- **What to do**
Could you return each line of the material that has "Voltage" in it?

*** Given entries Section Begins ***

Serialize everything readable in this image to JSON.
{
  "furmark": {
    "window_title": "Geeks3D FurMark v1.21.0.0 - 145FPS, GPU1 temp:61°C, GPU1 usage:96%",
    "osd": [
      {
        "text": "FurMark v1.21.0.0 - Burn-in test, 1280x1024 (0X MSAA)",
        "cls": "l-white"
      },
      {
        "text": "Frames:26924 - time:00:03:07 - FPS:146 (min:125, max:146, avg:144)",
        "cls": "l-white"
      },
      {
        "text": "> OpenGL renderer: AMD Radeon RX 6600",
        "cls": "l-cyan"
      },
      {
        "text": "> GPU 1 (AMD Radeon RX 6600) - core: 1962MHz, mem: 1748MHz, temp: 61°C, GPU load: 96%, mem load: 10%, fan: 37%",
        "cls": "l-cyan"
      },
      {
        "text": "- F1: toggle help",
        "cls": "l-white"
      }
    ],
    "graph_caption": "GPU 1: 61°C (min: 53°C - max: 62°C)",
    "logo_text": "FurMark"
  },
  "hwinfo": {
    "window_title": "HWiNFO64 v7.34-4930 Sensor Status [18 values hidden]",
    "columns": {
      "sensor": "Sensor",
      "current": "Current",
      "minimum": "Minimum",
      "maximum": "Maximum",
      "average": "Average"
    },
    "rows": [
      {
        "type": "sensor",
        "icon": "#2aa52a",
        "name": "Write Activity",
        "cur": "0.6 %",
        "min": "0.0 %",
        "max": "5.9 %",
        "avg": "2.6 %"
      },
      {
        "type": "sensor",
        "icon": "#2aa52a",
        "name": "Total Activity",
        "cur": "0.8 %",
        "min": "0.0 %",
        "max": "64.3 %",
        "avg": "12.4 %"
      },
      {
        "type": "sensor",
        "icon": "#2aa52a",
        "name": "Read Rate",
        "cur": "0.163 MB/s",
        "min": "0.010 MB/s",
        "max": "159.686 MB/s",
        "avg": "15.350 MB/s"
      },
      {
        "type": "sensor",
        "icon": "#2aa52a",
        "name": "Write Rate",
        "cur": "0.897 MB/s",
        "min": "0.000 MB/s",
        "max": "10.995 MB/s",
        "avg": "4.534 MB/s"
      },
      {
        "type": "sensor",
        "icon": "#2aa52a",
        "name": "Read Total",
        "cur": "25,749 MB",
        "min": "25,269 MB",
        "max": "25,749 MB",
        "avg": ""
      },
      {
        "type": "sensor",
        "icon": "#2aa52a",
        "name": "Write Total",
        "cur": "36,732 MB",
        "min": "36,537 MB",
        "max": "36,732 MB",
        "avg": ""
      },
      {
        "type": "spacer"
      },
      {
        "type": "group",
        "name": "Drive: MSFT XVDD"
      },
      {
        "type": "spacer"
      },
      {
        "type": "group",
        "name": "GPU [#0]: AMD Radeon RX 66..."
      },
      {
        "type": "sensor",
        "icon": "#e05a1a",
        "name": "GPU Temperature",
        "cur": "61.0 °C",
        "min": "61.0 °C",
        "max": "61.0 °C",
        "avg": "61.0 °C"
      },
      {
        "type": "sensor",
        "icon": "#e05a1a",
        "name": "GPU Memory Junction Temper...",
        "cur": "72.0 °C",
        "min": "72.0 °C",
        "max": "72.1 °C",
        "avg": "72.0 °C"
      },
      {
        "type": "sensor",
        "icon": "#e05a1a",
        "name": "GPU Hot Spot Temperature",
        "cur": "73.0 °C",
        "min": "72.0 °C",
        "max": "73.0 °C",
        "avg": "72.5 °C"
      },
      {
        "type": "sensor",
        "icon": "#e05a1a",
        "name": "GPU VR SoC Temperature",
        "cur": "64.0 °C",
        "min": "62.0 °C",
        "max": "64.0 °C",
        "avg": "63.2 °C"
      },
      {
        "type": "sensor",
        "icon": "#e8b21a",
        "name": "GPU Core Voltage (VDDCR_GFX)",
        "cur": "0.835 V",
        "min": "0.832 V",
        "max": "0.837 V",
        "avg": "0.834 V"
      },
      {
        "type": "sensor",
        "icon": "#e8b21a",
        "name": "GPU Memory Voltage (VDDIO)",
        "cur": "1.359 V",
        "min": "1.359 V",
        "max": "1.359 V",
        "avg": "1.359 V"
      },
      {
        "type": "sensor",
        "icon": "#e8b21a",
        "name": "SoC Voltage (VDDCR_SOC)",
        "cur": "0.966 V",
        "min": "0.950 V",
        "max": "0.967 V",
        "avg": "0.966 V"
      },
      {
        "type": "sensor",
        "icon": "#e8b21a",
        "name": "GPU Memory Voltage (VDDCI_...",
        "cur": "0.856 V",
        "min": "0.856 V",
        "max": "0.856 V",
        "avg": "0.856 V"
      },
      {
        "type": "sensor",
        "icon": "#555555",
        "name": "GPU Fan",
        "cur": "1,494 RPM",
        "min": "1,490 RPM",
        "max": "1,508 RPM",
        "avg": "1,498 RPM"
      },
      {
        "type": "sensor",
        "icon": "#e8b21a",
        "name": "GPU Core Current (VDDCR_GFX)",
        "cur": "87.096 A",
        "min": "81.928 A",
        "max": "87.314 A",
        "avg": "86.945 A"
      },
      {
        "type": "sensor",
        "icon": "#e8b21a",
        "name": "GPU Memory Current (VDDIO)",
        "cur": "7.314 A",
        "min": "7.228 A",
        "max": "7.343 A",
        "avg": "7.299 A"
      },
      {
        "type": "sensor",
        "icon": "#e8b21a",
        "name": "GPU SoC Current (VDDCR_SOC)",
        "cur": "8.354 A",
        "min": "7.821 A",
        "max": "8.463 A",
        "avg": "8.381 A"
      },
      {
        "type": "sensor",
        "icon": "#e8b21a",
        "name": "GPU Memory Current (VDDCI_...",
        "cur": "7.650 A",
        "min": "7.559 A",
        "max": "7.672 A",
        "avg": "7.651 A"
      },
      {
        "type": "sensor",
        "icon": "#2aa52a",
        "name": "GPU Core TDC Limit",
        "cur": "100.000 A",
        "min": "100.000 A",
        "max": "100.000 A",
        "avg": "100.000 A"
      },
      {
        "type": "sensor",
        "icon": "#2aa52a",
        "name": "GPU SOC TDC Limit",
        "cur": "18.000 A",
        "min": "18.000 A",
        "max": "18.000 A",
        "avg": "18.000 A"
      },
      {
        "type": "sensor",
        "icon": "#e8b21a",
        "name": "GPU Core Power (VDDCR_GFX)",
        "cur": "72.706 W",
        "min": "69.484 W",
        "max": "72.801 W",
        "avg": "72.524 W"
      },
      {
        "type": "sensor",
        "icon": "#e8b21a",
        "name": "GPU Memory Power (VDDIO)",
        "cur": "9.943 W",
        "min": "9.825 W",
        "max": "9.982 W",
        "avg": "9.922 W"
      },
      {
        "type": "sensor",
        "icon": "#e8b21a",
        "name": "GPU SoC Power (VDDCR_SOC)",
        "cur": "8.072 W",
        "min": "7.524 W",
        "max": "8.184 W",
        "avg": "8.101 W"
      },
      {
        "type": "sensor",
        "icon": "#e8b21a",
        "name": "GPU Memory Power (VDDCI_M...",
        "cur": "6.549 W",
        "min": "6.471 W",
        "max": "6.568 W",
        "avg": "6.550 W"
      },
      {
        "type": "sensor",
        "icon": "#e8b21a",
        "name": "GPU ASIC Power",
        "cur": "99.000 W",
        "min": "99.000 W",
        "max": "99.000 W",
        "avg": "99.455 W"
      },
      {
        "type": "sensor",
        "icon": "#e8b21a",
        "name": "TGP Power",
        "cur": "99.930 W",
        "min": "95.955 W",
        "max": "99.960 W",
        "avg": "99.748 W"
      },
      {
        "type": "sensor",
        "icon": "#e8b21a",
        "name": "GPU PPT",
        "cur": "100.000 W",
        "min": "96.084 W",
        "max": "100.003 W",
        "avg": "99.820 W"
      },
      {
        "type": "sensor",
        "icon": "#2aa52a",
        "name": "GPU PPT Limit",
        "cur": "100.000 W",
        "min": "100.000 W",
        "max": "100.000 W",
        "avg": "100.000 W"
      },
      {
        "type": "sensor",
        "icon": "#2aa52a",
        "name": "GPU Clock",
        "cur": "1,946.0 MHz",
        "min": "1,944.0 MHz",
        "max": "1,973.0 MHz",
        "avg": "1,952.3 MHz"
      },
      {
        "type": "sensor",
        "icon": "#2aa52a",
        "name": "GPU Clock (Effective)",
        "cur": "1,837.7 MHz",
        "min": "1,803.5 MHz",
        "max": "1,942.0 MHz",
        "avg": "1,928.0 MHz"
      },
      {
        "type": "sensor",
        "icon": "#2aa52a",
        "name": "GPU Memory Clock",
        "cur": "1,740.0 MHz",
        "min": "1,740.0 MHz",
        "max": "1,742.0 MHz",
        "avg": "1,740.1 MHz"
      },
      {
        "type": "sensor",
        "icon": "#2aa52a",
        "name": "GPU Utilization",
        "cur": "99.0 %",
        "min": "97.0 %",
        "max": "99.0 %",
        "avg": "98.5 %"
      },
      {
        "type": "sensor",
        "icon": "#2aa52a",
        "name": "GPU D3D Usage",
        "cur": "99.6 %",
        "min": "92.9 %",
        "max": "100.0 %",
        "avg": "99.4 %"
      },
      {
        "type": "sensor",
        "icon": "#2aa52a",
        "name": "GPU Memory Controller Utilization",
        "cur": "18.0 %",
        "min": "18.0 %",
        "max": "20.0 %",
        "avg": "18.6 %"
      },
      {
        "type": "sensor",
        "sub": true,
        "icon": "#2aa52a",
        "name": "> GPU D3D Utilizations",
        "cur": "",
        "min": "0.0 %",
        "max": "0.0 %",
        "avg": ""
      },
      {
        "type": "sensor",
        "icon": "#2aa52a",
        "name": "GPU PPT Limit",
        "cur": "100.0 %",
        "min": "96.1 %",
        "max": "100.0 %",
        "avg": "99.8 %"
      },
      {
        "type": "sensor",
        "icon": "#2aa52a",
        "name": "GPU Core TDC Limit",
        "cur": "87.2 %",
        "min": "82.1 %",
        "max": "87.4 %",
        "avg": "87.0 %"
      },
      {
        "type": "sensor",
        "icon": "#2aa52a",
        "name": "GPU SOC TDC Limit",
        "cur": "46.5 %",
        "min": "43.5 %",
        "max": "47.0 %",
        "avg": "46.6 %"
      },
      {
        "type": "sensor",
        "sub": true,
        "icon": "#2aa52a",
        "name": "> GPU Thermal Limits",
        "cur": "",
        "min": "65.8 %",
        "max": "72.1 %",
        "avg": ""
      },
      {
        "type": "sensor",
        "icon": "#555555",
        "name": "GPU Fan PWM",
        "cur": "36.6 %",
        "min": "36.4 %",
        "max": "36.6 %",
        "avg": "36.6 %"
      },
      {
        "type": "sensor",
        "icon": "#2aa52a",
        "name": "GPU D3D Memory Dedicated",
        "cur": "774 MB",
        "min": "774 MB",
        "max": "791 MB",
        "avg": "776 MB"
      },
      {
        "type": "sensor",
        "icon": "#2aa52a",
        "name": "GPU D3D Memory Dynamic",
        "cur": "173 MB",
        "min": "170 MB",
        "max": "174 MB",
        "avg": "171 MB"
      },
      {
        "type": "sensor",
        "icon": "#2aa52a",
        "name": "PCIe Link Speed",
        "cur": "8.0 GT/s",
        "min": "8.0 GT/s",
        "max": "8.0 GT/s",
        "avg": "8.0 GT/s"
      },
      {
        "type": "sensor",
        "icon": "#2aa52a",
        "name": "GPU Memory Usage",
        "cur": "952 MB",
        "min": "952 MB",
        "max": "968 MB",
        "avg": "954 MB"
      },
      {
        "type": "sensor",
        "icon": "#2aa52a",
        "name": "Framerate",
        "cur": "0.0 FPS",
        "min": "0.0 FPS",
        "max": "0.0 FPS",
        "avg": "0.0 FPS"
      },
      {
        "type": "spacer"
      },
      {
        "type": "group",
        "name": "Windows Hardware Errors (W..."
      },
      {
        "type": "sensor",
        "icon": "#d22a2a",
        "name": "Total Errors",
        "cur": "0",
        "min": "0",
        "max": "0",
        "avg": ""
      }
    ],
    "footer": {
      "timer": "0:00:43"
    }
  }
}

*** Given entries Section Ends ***

- **Answer to this task**
        "name": "GPU Core Voltage (VDDCR_GFX)",
        "name": "GPU Memory Voltage (VDDIO)",
        "name": "SoC Voltage (VDDCR_SOC)",
        "name": "GPU Memory Voltage (VDDCI_...",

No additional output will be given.